-- Exercise directions --
In your copy, set down the entries exactly and exclude the pictures.
########################################
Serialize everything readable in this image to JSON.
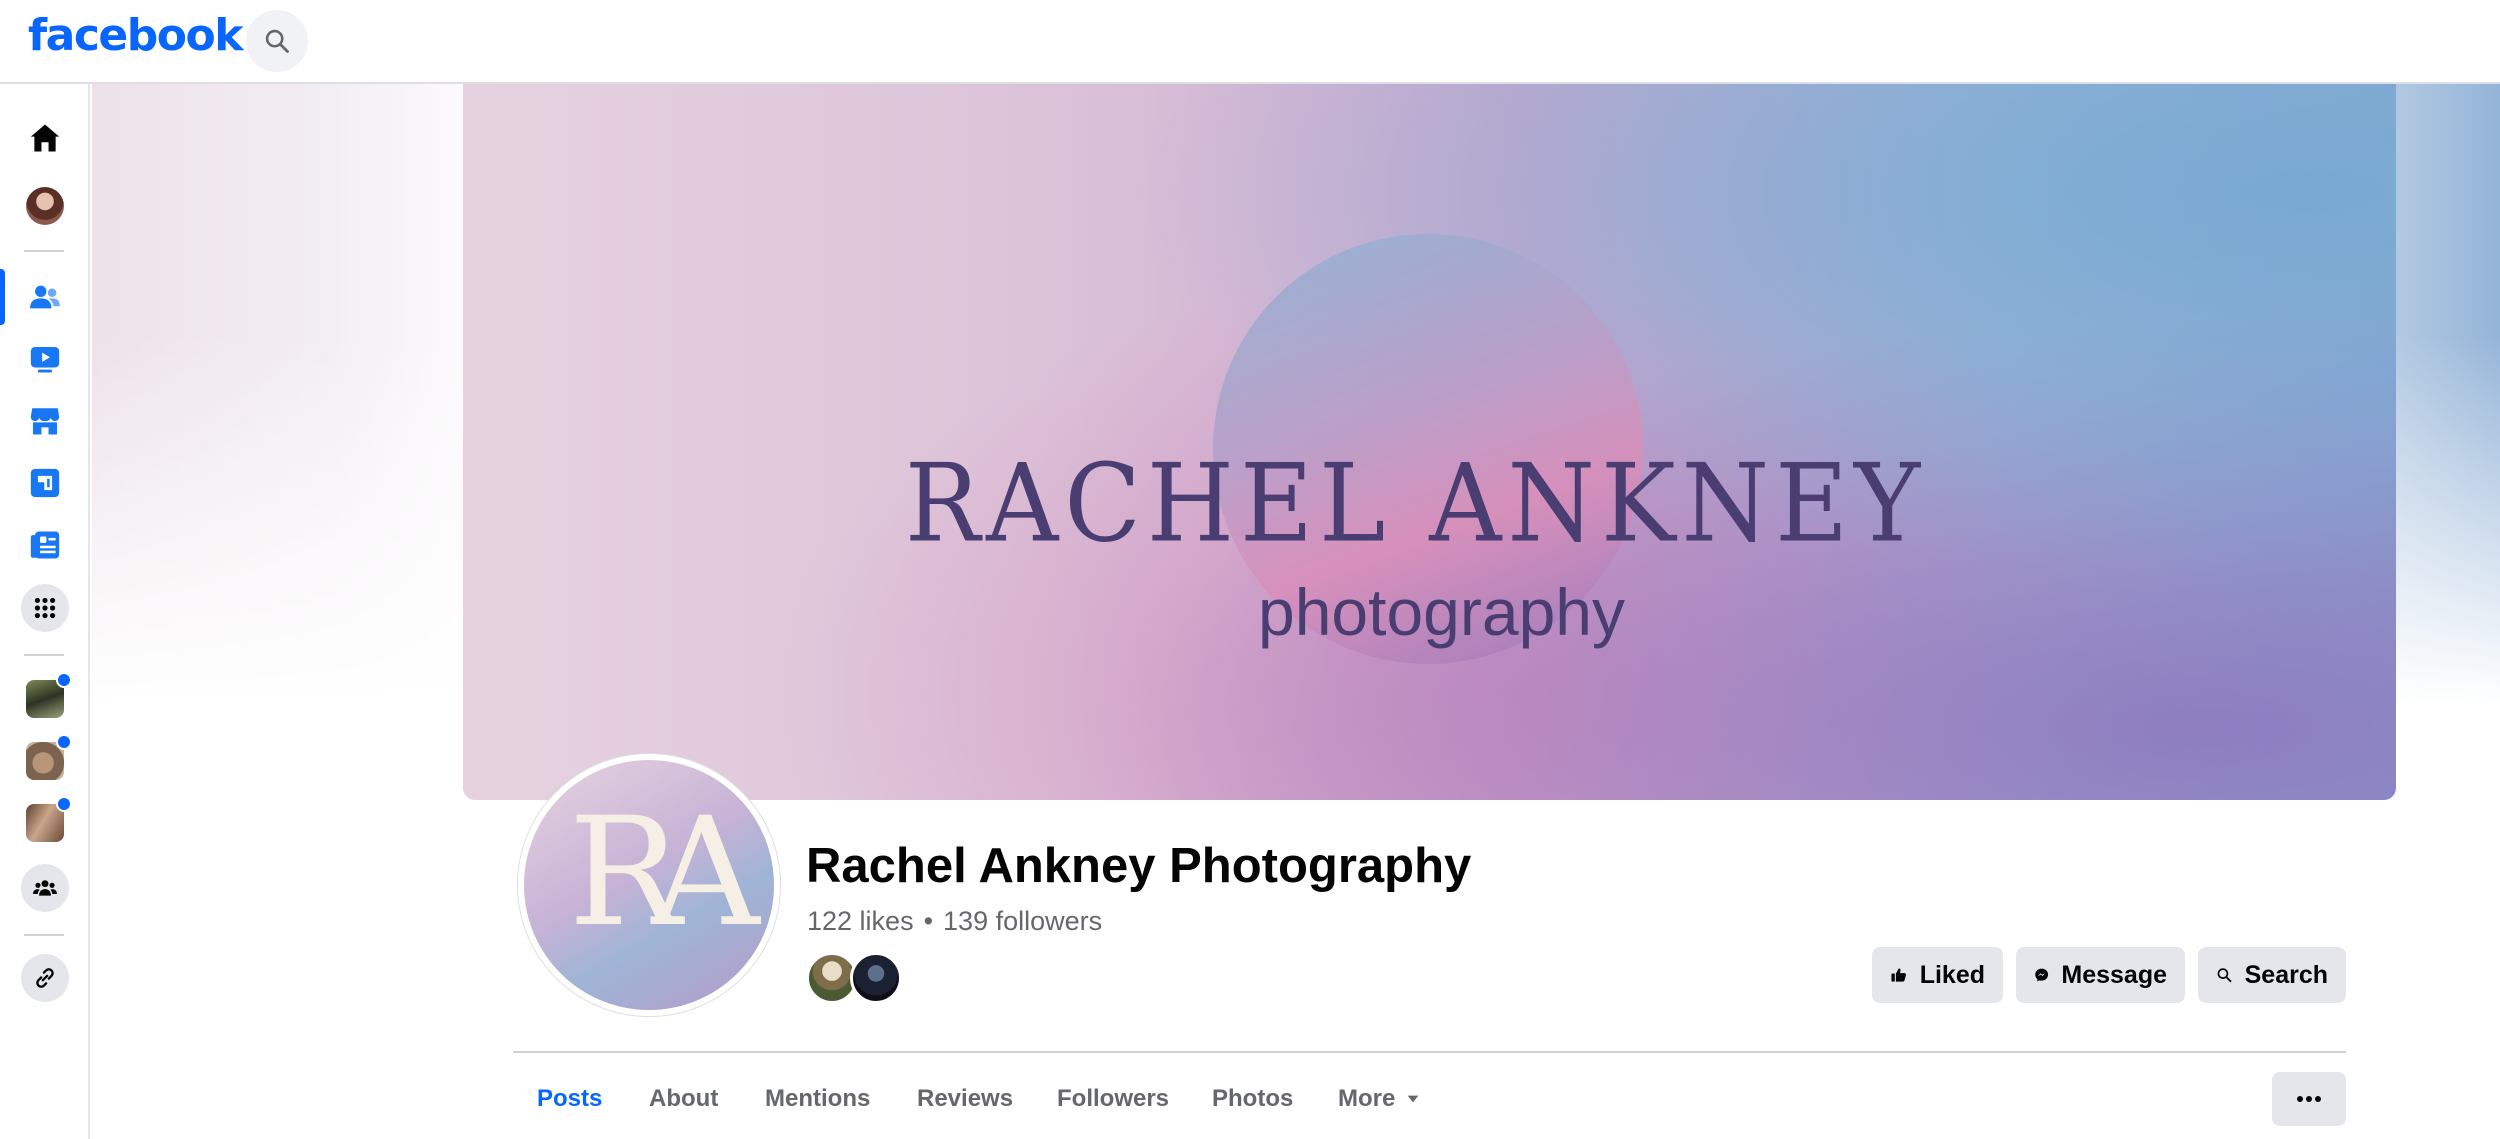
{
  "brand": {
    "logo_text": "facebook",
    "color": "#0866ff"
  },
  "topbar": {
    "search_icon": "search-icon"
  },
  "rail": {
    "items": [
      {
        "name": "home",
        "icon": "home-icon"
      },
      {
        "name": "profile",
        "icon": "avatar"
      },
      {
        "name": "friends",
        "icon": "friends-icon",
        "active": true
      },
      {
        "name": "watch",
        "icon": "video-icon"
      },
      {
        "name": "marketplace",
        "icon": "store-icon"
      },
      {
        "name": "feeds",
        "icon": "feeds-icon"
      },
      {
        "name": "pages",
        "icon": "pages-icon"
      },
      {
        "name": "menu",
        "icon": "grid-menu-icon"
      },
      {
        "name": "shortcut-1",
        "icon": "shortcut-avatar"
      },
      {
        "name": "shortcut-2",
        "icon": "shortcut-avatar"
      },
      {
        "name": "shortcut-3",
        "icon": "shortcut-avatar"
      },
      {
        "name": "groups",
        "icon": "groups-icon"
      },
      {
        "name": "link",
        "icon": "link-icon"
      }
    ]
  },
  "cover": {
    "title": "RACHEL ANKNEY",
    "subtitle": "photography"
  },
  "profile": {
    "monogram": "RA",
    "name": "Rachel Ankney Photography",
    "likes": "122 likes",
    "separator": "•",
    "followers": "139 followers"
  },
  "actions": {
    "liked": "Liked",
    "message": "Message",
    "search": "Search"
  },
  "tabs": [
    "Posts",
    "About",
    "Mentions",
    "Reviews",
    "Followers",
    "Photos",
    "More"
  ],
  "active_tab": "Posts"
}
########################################
-- Written answer --
Serialize everything readable in this image to JSON.
{
  "brand": {
    "logo_text": "facebook",
    "color": "#0866ff"
  },
  "topbar": {
    "search_icon": "search-icon"
  },
  "rail": {
    "items": [
      {
        "name": "home",
        "icon": "home-icon"
      },
      {
        "name": "profile",
        "icon": "avatar"
      },
      {
        "name": "friends",
        "icon": "friends-icon",
        "active": true
      },
      {
        "name": "watch",
        "icon": "video-icon"
      },
      {
        "name": "marketplace",
        "icon": "store-icon"
      },
      {
        "name": "feeds",
        "icon": "feeds-icon"
      },
      {
        "name": "pages",
        "icon": "pages-icon"
      },
      {
        "name": "menu",
        "icon": "grid-menu-icon"
      },
      {
        "name": "shortcut-1",
        "icon": "shortcut-avatar"
      },
      {
        "name": "shortcut-2",
        "icon": "shortcut-avatar"
      },
      {
        "name": "shortcut-3",
        "icon": "shortcut-avatar"
      },
      {
        "name": "groups",
        "icon": "groups-icon"
      },
      {
        "name": "link",
        "icon": "link-icon"
      }
    ]
  },
  "cover": {
    "title": "RACHEL ANKNEY",
    "subtitle": "photography"
  },
  "profile": {
    "monogram": "RA",
    "name": "Rachel Ankney Photography",
    "likes": "122 likes",
    "separator": "•",
    "followers": "139 followers"
  },
  "actions": {
    "liked": "Liked",
    "message": "Message",
    "search": "Search"
  },
  "tabs": [
    "Posts",
    "About",
    "Mentions",
    "Reviews",
    "Followers",
    "Photos",
    "More"
  ],
  "active_tab": "Posts"
}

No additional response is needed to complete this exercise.